I think that his humbleness compelled me to stop my meal, to get up from my table,and to walk over to this young man. I approached him and asked, “Excuse me, do you need change to buy something to eat?” And in a very polite manner he answered, “Yes sir, and sorry to bother you, but I am really hungry!” I replied, “it’s no bother, I am the one that approached you. My name’s Paco, what’s yours?” He replied, “Jesse”. I said, “Jesse, please allow me to buy you a meal!” As we waited I also engaged him in small talk, and he kept replying very politely. I noticed that people around us were staring at us, somewhat perplexed. Here I was, having a “normal” conversation with someone who on the surface, did not look “normal” because I am brown-skinned and he was white-skinned with very obvious gang-related/racist tatoos.
I said, “You know, Jesse don’t feel bad by people’s reaction to you, but your tatoos are very intimidating! . . . do you have family? Do you need help?” His answers were very polite, and his politeness was very obviously sincere. Jesse answered, “Yes sir, I have a girlfriend and we’re both looking for work.” I said, “well, then let me buy something that you can also take back with you to your girlfriend ok?” I also shared some information [e.g. 211 a line for emergency referral to services…and a place The Path of Hope Foundation, run by Gus Guzman a US Marine Korea combat veteran (a not-for-profit open Mondays-Saturday 12pm-3pm 714.775-3385) that provides a food cart with meat, fruits, vegetables, canned good, plenty of bread and pastries for a $10 contribution and which was only about 1/2 mile away at 16345 Harbor street, Fountain Valley (corner with Edinger). I said, “you know, here’s $10 bucks maybe this can tie you over to buy more food, while you get yourself situated.”
GLIMMER OF HOPE.
I also said, “I am not going to ask about your tats, but you know, it seems that you are looking to change and do something different and better for your life, and if that is the case, and you believe in yourself, I believe you can do it, and I know that you will do it.” There was an instant glimmer of hope, happiness and resolve in his face and his voice as he answered, “Yes sir, I know I will do it!”
I went back to my meal, and I as ate my meal, I reflected on our encounter. Here was this young-man, humbling himself because of his past (very likely previously affiliated with a white/supremacist group – where were they now???). And yet in his unstated humbleness, his tatoos were “speaking” more loudly than his actions. And people were making assumptions (not too irrational) because of his outward appearances, and projecting those to their kids. And for whatever his past, he was looking to change and to do it for the better, but in the process he was still encountering rejection because of his current circumstances and his tatoos.

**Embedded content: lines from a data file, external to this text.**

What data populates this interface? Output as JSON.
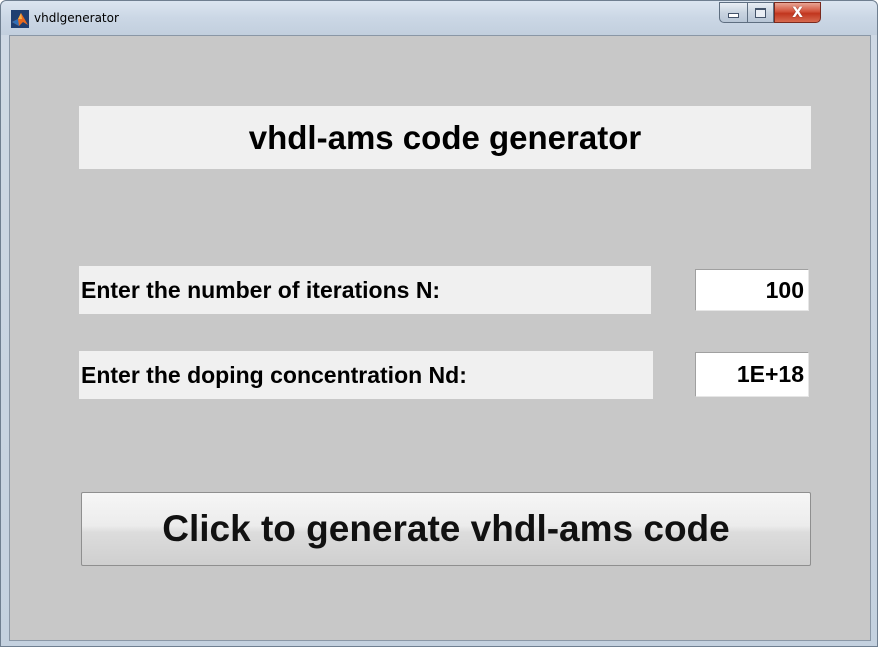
{
  "window": {
    "title": "vhdlgenerator",
    "app_icon": "matlab-icon",
    "controls": {
      "minimize_icon": "minimize-icon",
      "maximize_icon": "maximize-icon",
      "close_icon": "close-icon",
      "close_glyph": "X"
    }
  },
  "form": {
    "header": "vhdl-ams code generator",
    "iterations_label": "Enter the number of iterations N:",
    "iterations_value": "100",
    "doping_label": "Enter the doping concentration Nd:",
    "doping_value": "1E+18",
    "generate_button": "Click to generate vhdl-ams code"
  },
  "colors": {
    "panel_background": "#c8c8c8",
    "text_background": "#f0f0f0",
    "close_button": "#c1351e"
  }
}
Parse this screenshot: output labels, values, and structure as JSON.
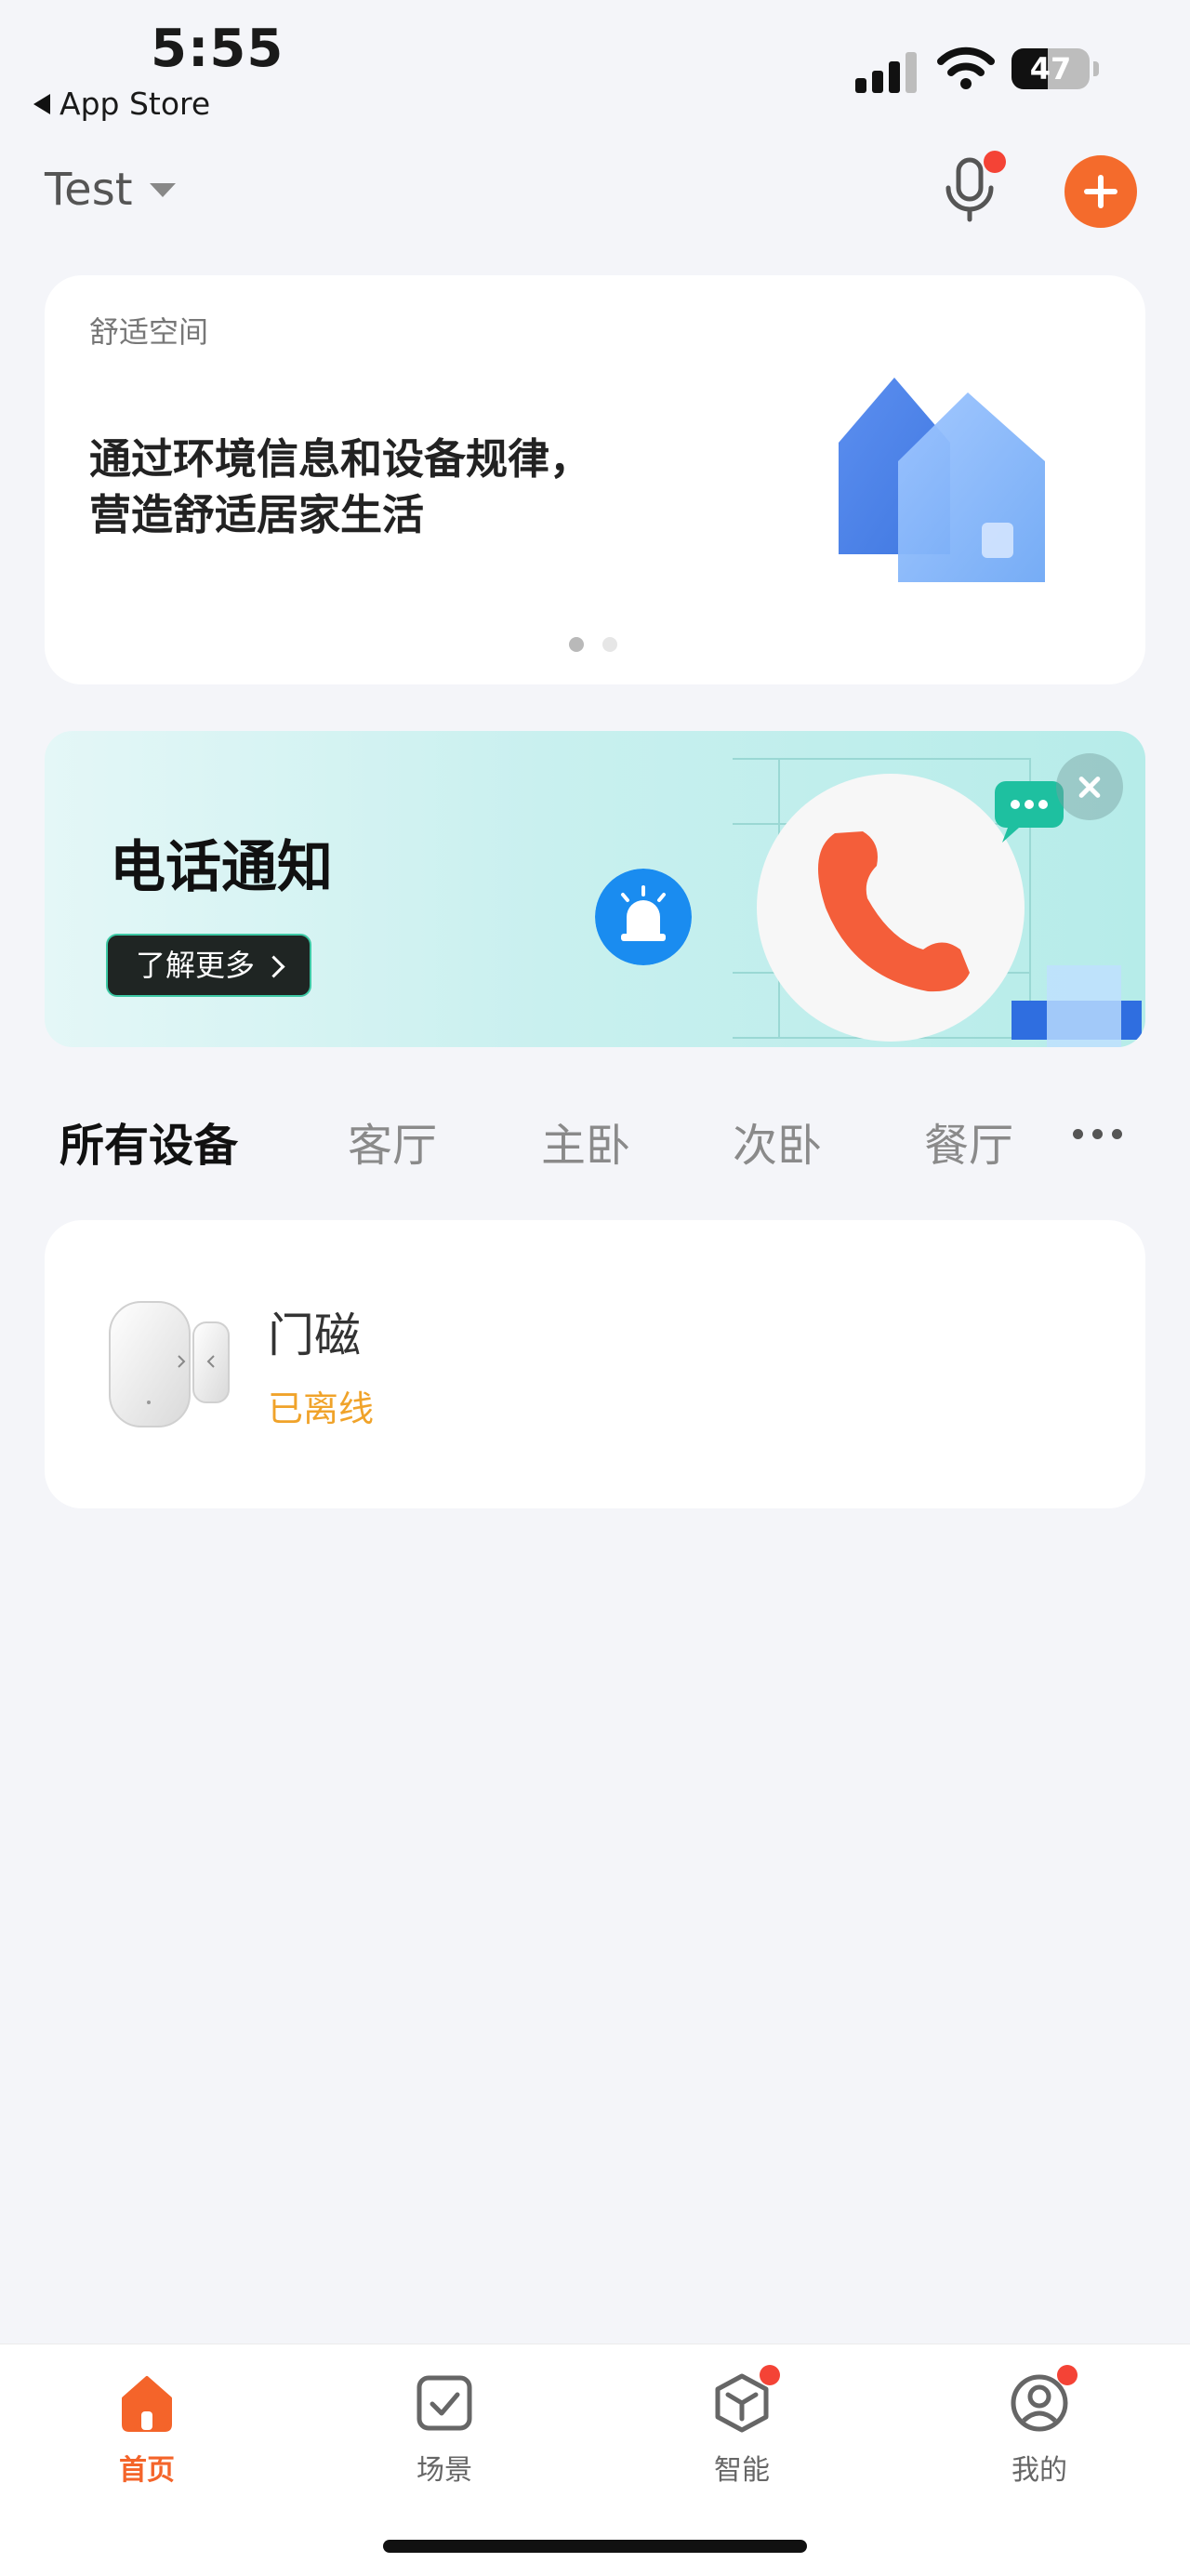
{
  "status_bar": {
    "time": "5:55",
    "back_app": "App Store",
    "battery": "47",
    "battery_level": 0.47
  },
  "header": {
    "home_name": "Test",
    "mic_icon": "microphone-icon",
    "add_icon": "plus-icon"
  },
  "comfort_card": {
    "label": "舒适空间",
    "text": "通过环境信息和设备规律，营造舒适居家生活",
    "page_count": 2,
    "active_page": 1
  },
  "phone_banner": {
    "title": "电话通知",
    "button_label": "了解更多"
  },
  "room_tabs": [
    {
      "label": "所有设备",
      "active": true
    },
    {
      "label": "客厅",
      "active": false
    },
    {
      "label": "主卧",
      "active": false
    },
    {
      "label": "次卧",
      "active": false
    },
    {
      "label": "餐厅",
      "active": false
    }
  ],
  "devices": [
    {
      "name": "门磁",
      "status": "已离线"
    }
  ],
  "bottom_nav": [
    {
      "label": "首页",
      "icon": "home-icon",
      "active": true,
      "badge": false
    },
    {
      "label": "场景",
      "icon": "scene-checkbox-icon",
      "active": false,
      "badge": false
    },
    {
      "label": "智能",
      "icon": "smart-cube-icon",
      "active": false,
      "badge": true
    },
    {
      "label": "我的",
      "icon": "profile-icon",
      "active": false,
      "badge": true
    }
  ],
  "colors": {
    "accent": "#f46b2c",
    "offline": "#f0a32a",
    "badge": "#f44336",
    "background": "#f4f5f9"
  }
}
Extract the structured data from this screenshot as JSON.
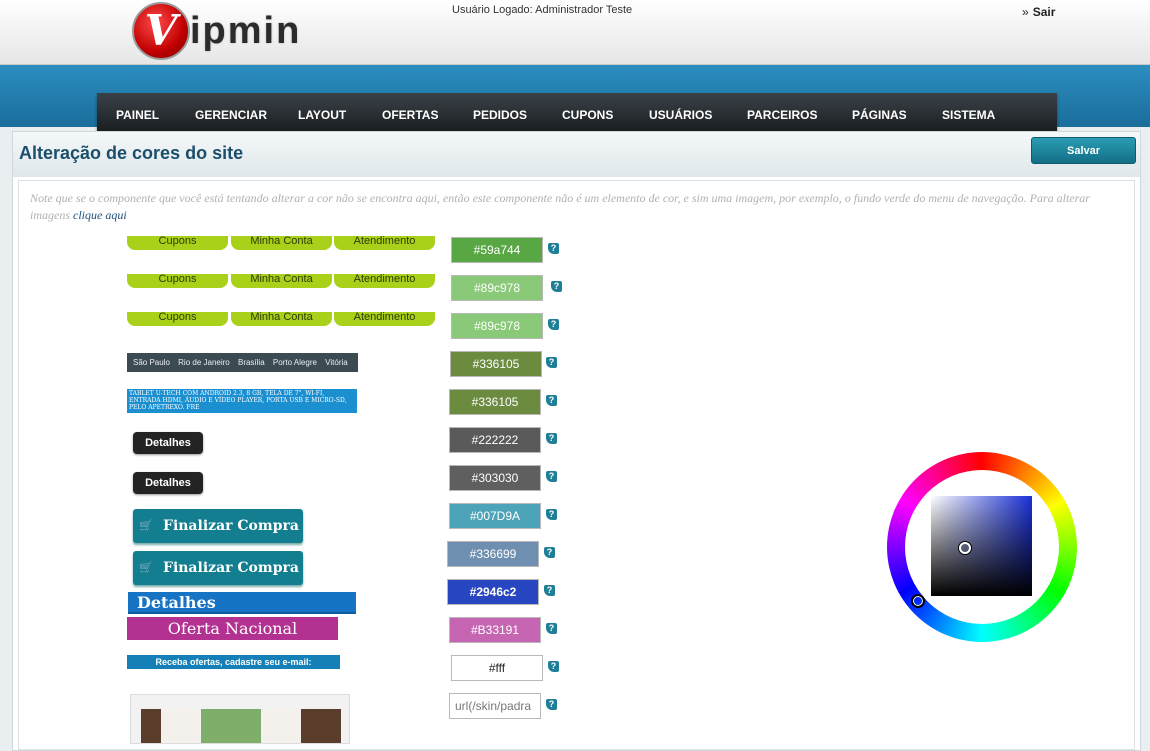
{
  "header": {
    "logo_v": "V",
    "logo_rest": "ipmin",
    "user_info": "Usuário Logado: Administrador Teste",
    "logout_arrow": "»",
    "logout": "Sair"
  },
  "nav": [
    "PAINEL",
    "GERENCIAR",
    "LAYOUT",
    "OFERTAS",
    "PEDIDOS",
    "CUPONS",
    "USUÁRIOS",
    "PARCEIROS",
    "PÁGINAS",
    "SISTEMA"
  ],
  "page": {
    "title": "Alteração de cores do site",
    "save_label": "Salvar",
    "note": "Note que se o componente que você está tentando alterar a cor não se encontra aqui, então este componente não é um elemento de cor, e sim uma imagem, por exemplo, o fundo verde do menu de navegação. Para alterar imagens ",
    "note_link": "clique aqui"
  },
  "previews": {
    "menu_tabs": [
      "Cupons",
      "Minha Conta",
      "Atendimento"
    ],
    "cities": [
      "São Paulo",
      "Rio de Janeiro",
      "Brasília",
      "Porto Alegre",
      "Vitória"
    ],
    "tablet_text": "TABLET U-TECH COM ANDROID 2.3, 8 GB, TELA DE 7\", WI-FI, ENTRADA HDMI, ÁUDIO E VÍDEO PLAYER, PORTA USB E MICRO-SD, PELO APETREXO. FRE",
    "detalhes": "Detalhes",
    "cart_icon": "🛒",
    "finalizar": "Finalizar Compra",
    "detalhes_blue": "Detalhes",
    "oferta": "Oferta Nacional",
    "receba": "Receba ofertas, cadastre seu e-mail:"
  },
  "colors": [
    {
      "value": "#59a744",
      "bg": "#59a744",
      "fg": "#ffffff"
    },
    {
      "value": "#89c978",
      "bg": "#89c978",
      "fg": "#ffffff"
    },
    {
      "value": "#89c978",
      "bg": "#89c978",
      "fg": "#ffffff"
    },
    {
      "value": "#336105",
      "bg": "#6b8b3f",
      "fg": "#ffffff"
    },
    {
      "value": "#336105",
      "bg": "#6b8b3f",
      "fg": "#ffffff"
    },
    {
      "value": "#222222",
      "bg": "#5a5a5a",
      "fg": "#ffffff"
    },
    {
      "value": "#303030",
      "bg": "#5f5f5f",
      "fg": "#ffffff"
    },
    {
      "value": "#007D9A",
      "bg": "#4da4b8",
      "fg": "#ffffff"
    },
    {
      "value": "#336699",
      "bg": "#6f8fb0",
      "fg": "#ffffff"
    },
    {
      "value": "#2946c2",
      "bg": "#2946c2",
      "fg": "#ffffff"
    },
    {
      "value": "#B33191",
      "bg": "#c666b3",
      "fg": "#ffffff"
    },
    {
      "value": "#fff",
      "bg": "#ffffff",
      "fg": "#222222"
    },
    {
      "value": "url(/skin/padra",
      "bg": "#ffffff",
      "fg": "#777777"
    }
  ],
  "help_glyph": "?",
  "picker": {
    "hue_color": "#1a30d6"
  }
}
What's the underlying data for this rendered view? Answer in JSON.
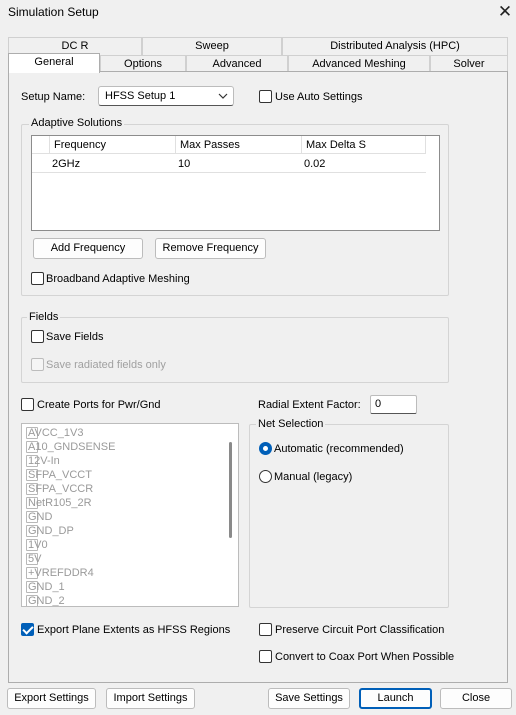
{
  "window": {
    "title": "Simulation Setup",
    "close_glyph": "✕"
  },
  "tabs_row1": [
    "DC R",
    "Sweep",
    "Distributed Analysis (HPC)"
  ],
  "tabs_row2": [
    "General",
    "Options",
    "Advanced",
    "Advanced Meshing",
    "Solver"
  ],
  "active_tab": "General",
  "setup_name": {
    "label": "Setup Name:",
    "value": "HFSS Setup 1"
  },
  "auto_settings": {
    "label": "Use Auto Settings",
    "checked": false
  },
  "adaptive": {
    "group_label": "Adaptive Solutions",
    "columns": [
      "Frequency",
      "Max Passes",
      "Max Delta S"
    ],
    "rows": [
      {
        "frequency": "2GHz",
        "max_passes": "10",
        "max_delta_s": "0.02"
      }
    ],
    "add_button": "Add Frequency",
    "remove_button": "Remove Frequency",
    "broadband_label": "Broadband Adaptive Meshing",
    "broadband_checked": false
  },
  "fields": {
    "group_label": "Fields",
    "save_fields_label": "Save Fields",
    "save_fields_checked": false,
    "save_radiated_label": "Save radiated fields only",
    "save_radiated_checked": false
  },
  "create_ports": {
    "label": "Create Ports for Pwr/Gnd",
    "checked": false
  },
  "radial_extent": {
    "label": "Radial Extent Factor:",
    "value": "0"
  },
  "net_list": [
    "AVCC_1V3",
    "A10_GNDSENSE",
    "12V-In",
    "SFPA_VCCT",
    "SFPA_VCCR",
    "NetR105_2R",
    "GND",
    "GND_DP",
    "1V0",
    "5V",
    "+VREFDDR4",
    "GND_1",
    "GND_2"
  ],
  "net_selection": {
    "group_label": "Net Selection",
    "options": [
      {
        "label": "Automatic (recommended)",
        "selected": true
      },
      {
        "label": "Manual (legacy)",
        "selected": false
      }
    ]
  },
  "export_plane": {
    "label": "Export Plane Extents as HFSS Regions",
    "checked": true
  },
  "preserve_port": {
    "label": "Preserve Circuit Port Classification",
    "checked": false
  },
  "convert_coax": {
    "label": "Convert to Coax Port When Possible",
    "checked": false
  },
  "footer": {
    "export_settings": "Export Settings",
    "import_settings": "Import Settings",
    "save_settings": "Save Settings",
    "launch": "Launch",
    "close": "Close"
  }
}
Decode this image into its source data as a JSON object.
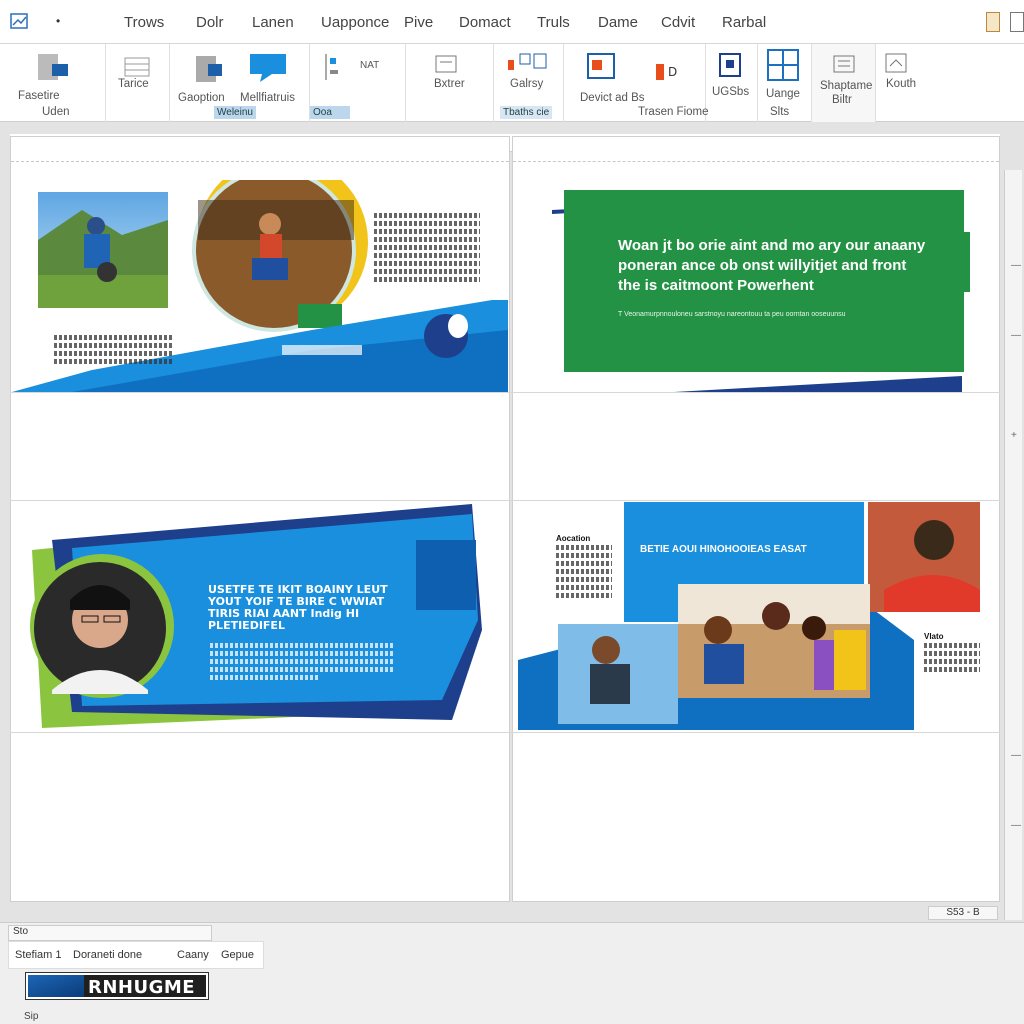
{
  "menubar": {
    "items": [
      "Trows",
      "Dolr",
      "Lanen",
      "Uapponce",
      "Pive",
      "Domact",
      "Truls",
      "Dame",
      "Cdvit",
      "Rarbal"
    ]
  },
  "ribbon": {
    "groups": [
      {
        "label_1": "Fasetire",
        "label_2": "Uden"
      },
      {
        "label": "Tarice"
      },
      {
        "label_1": "Gaoption",
        "label_2": "Weleinu",
        "chip": "Weleinu"
      },
      {
        "label": "Mellfiatruis"
      },
      {
        "label": "NAT",
        "chip": "Ooa"
      },
      {
        "label": "Bxtrer"
      },
      {
        "label": "Galrsy"
      },
      {
        "label": "Devict ad Bs",
        "sub": "Trasen Fiome",
        "chip": "Tbaths cie"
      },
      {
        "label": "UGSbs"
      },
      {
        "label_1": "Uange",
        "label_2": "Slts"
      },
      {
        "label_1": "Shaptame",
        "label_2": "Biltr"
      },
      {
        "label": "Kouth"
      }
    ]
  },
  "slides": {
    "s2_title": "Woan jt bo orie aint and mo ary our anaany poneran ance ob onst willyitjet and front the is caitmoont Powerhent",
    "s2_sub": "T Veonamurpnnouloneu sarstnoyu nareontouu ta peu oorntan ooseuunsu",
    "s3_title": "USETFE TE IKIT BOAINY LEUT YOUT YOIF TE BIRE C WWIAT TIRIS RIAI AANT Indig HI PLETIEDIFEL",
    "s4_heading": "BETIE AOUI HINOHOOIEAS EASAT",
    "s4_side": "Aocation",
    "s4_side2": "Vlato"
  },
  "status": {
    "tab": "Sto",
    "label_1": "Stefiam 1",
    "label_2": "Doraneti done",
    "label_3": "Caany",
    "label_4": "Gepue",
    "logo_text": "RNHUGME",
    "footer": "Sip",
    "zoom": "S53 - B"
  },
  "colors": {
    "accent_blue": "#1a8fdd",
    "navy": "#1d3f8c",
    "green": "#239245",
    "lime": "#8bc53f"
  }
}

I am thankful to Jesse, that young-man because I learned from him, and because the opportunity I hope I had to demonstrate to the toddlers and children of the other patrons, to not reject other people based on outward appearances; and also because of the sense of hope, happiness and resolve I saw in that young man as we parted ways. Jesse, was definitely searching for a second chance, and although not too obvious, I know he had started on the right path to achieve it!
P.S. On a Part Two, I will share with our readers about an unprovoked attack on my son, and the search for hope and second chances in that situation too.